There was one great master, a Buddhist master, Nagarjuna. A thief came to him. The thief had fallen in love with the master because he had never seen such a beautiful person, such infinite grace. He asked Nagarjuna, “Is there some possibility of my growth also? But one thing I must make clear to you: I am a thief. And another thing: I cannot leave it, so please don’t make it a condition. I will do whatsoever you say, but I cannot stop being a thief. That I have tried many times–it never works, so I have left the whole sport. I have accepted my destiny, that I am going to be a thief and remain a thief, so don’t talk about it. From the very beginning let it be clear.”

Nagarjuna said, “Why are you afraid? Who is going to talk about your being a thief? The thief said, “But whenever I go to a monk, to a religious priest, or to a religious saint, they always say, ‘First stop stealing.'”

Nagarjuna laughed and said, “Then you must have gone to thieves; otherwise, why? Why should they be concerned? I am not concerned!” The thief was very happy. He said, “Then it is okay. It seems that now I can become a disciple. You are the right master.”

Nagarjuna accepted him and said, “Now you can go and do whatsoever you like. Only one condition has to be followed:! be aware Go, break into houses, enter, take things, steal; do whatsoever you like, that is of no concern to me, I am not a thief–but do it with full awareness.”
The thief couldn’t understand that he was falling into the trap. He said, “Then everything is okay. I will try.”

After three weeks he came back and said, “You are tricky–because if I become aware, I cannot steal. If I steal, awareness disappears. I am in a fix.”


Nagarjuna said, “No more talk about your being a thief and stealing. I am not concerned; I am not a thief. Now, you decide! If you want awareness, then you decide. If you don’t want it, then too you decide.”

The man said, “But now it is difficult. I have tasted it a little, and it is so beautiful–I will leave anything, whatsoever you say. Just the other night for the first time I was able to enter the palace of the king. I opened the treasure. I could have become the richest man in the world–but you were following me and I had to be aware. When I became aware, diamonds looked just like stones, ordinary stones. When I lost awareness, the treasure was there. And I waited and did this many times. I would become aware and I became like a buddha, and I could not even touch it because the whole thing looked foolish, stupid–just stones, what am I doing? Losing myself over stones? But then I would lose awareness; they would become again beautiful, the whole illusion. But finally I decided that they were not worth it.”

From Awareness The Key to Living In Balance by Osho.

….

A lady had a precious necklace round her neck.  Once in her excitement she forgot it and thought that the necklace was lost.  She became anxious and looked for it in her home but could not find it.  She asked friends and neighbours if they knew anything about the necklace. They did not.  At last a kind friend of hers told her to feel the necklace round her neck.  She found that it had all along been round her neck and she was happy.  When others asked her later if she found the necklace which was lost, she said, ‘Yes, I have found it.’  She still felt that she had recovered a lost jewel.
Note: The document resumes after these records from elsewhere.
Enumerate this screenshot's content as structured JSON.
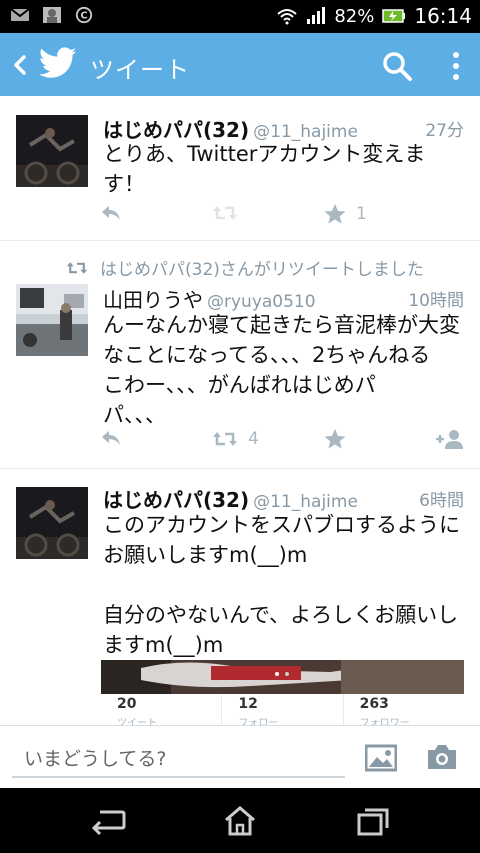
{
  "status_bar": {
    "battery": "82%",
    "time": "16:14",
    "icons": [
      "gmail-icon",
      "photo-notification-icon",
      "c-app-icon",
      "wifi-icon",
      "signal-icon",
      "battery-icon"
    ]
  },
  "action_bar": {
    "title": "ツイート",
    "icons": [
      "back-chevron-icon",
      "twitter-bird-icon",
      "search-icon",
      "overflow-menu-icon"
    ],
    "accent_color": "#5eaee6"
  },
  "tweets": [
    {
      "name": "はじめパパ(32)",
      "handle": "@11_hajime",
      "time": "27分",
      "text": "とりあ、Twitterアカウント変えま\nす！",
      "favorites": "1"
    },
    {
      "retweet_note": "はじめパパ(32)さんがリツイートしました",
      "name": "山田りうや",
      "handle": "@ryuya0510",
      "time": "10時間",
      "text": "んーなんか寝て起きたら音泥棒が大変\nなことになってる、、、2ちゃんねる\nこわー、、、がんばれはじめパ\nパ、、、",
      "retweets": "4"
    },
    {
      "name": "はじめパパ(32)",
      "handle": "@11_hajime",
      "time": "6時間",
      "text": "このアカウントをスパブロするように\nお願いしますm(__)m\n\n自分のやないんで、よろしくお願いし\nますm(__)m",
      "stats": [
        {
          "value": "20",
          "label": "ツイート"
        },
        {
          "value": "12",
          "label": "フォロー"
        },
        {
          "value": "263",
          "label": "フォロワー"
        }
      ]
    }
  ],
  "compose": {
    "placeholder": "いまどうしてる?"
  }
}
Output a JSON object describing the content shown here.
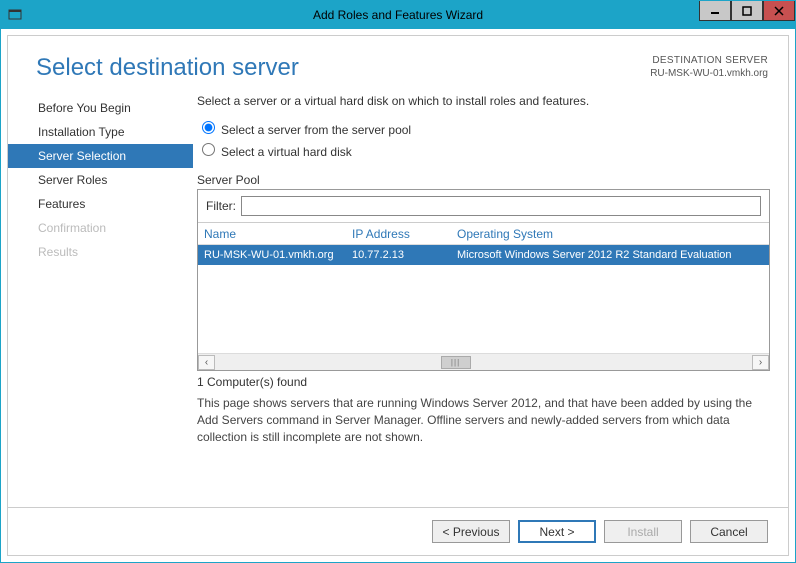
{
  "window": {
    "title": "Add Roles and Features Wizard"
  },
  "header": {
    "page_title": "Select destination server",
    "dest_label": "DESTINATION SERVER",
    "dest_value": "RU-MSK-WU-01.vmkh.org"
  },
  "sidebar": {
    "items": [
      {
        "label": "Before You Begin",
        "state": "normal"
      },
      {
        "label": "Installation Type",
        "state": "normal"
      },
      {
        "label": "Server Selection",
        "state": "selected"
      },
      {
        "label": "Server Roles",
        "state": "normal"
      },
      {
        "label": "Features",
        "state": "normal"
      },
      {
        "label": "Confirmation",
        "state": "disabled"
      },
      {
        "label": "Results",
        "state": "disabled"
      }
    ]
  },
  "content": {
    "intro": "Select a server or a virtual hard disk on which to install roles and features.",
    "radio1": "Select a server from the server pool",
    "radio2": "Select a virtual hard disk",
    "server_pool_label": "Server Pool",
    "filter_label": "Filter:",
    "filter_value": "",
    "columns": {
      "name": "Name",
      "ip": "IP Address",
      "os": "Operating System"
    },
    "rows": [
      {
        "name": "RU-MSK-WU-01.vmkh.org",
        "ip": "10.77.2.13",
        "os": "Microsoft Windows Server 2012 R2 Standard Evaluation"
      }
    ],
    "found": "1 Computer(s) found",
    "description": "This page shows servers that are running Windows Server 2012, and that have been added by using the Add Servers command in Server Manager. Offline servers and newly-added servers from which data collection is still incomplete are not shown."
  },
  "footer": {
    "previous": "< Previous",
    "next": "Next >",
    "install": "Install",
    "cancel": "Cancel"
  }
}
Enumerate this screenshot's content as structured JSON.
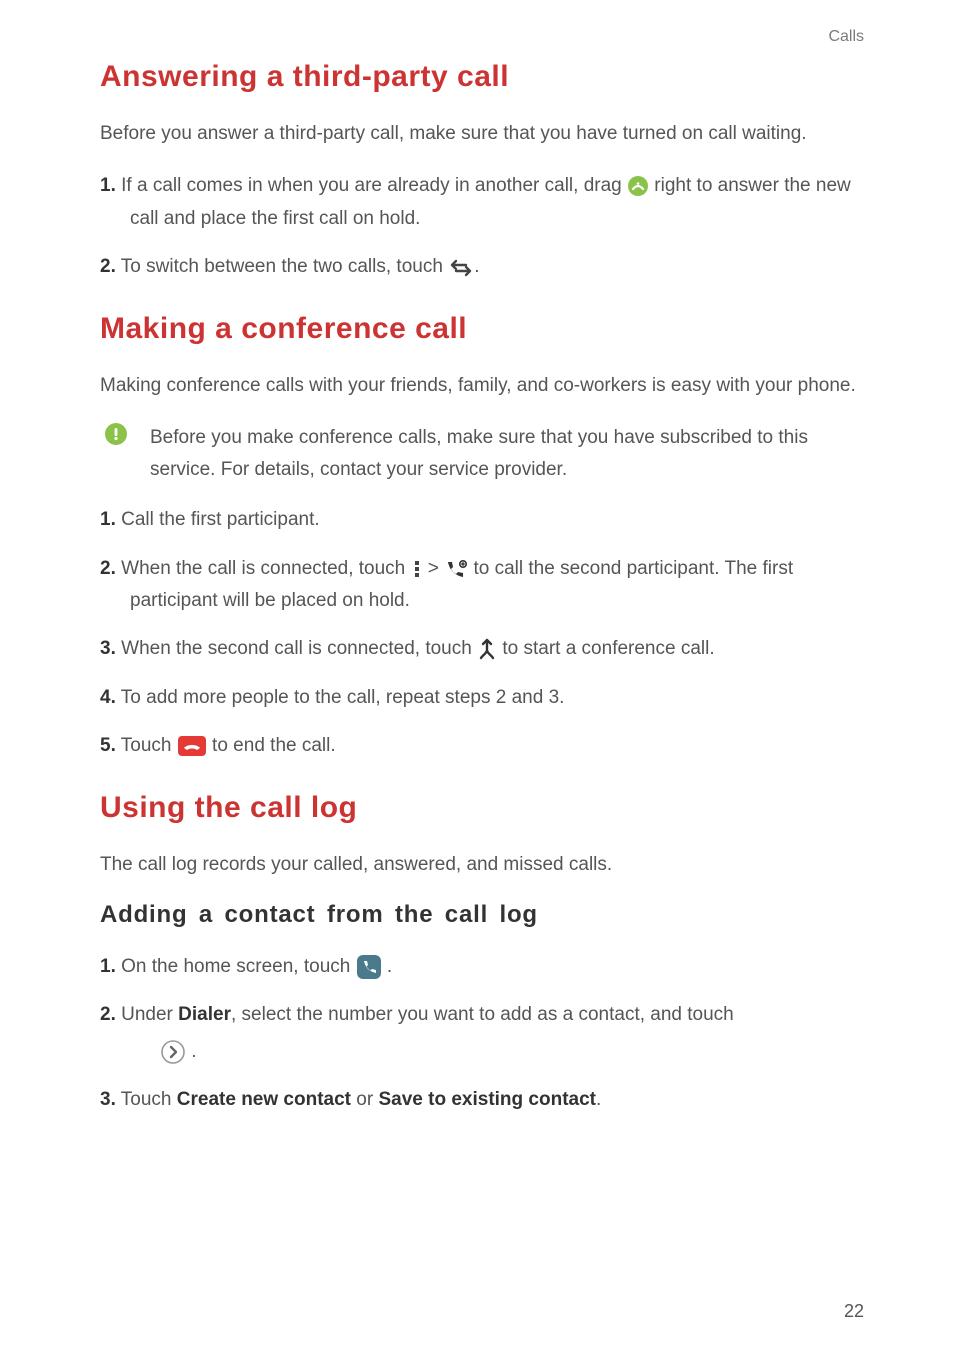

Now, did she lose it at all? It was all along round her neck.  But judge her feelings.  She was as happy as if she had recovered a lost jewel.  Similarly with us, we imagine that we will realize that Self some time, whereas we are never anything but the Self.

From Be As You Are Teachings from Ramana Maharshi by David Godman.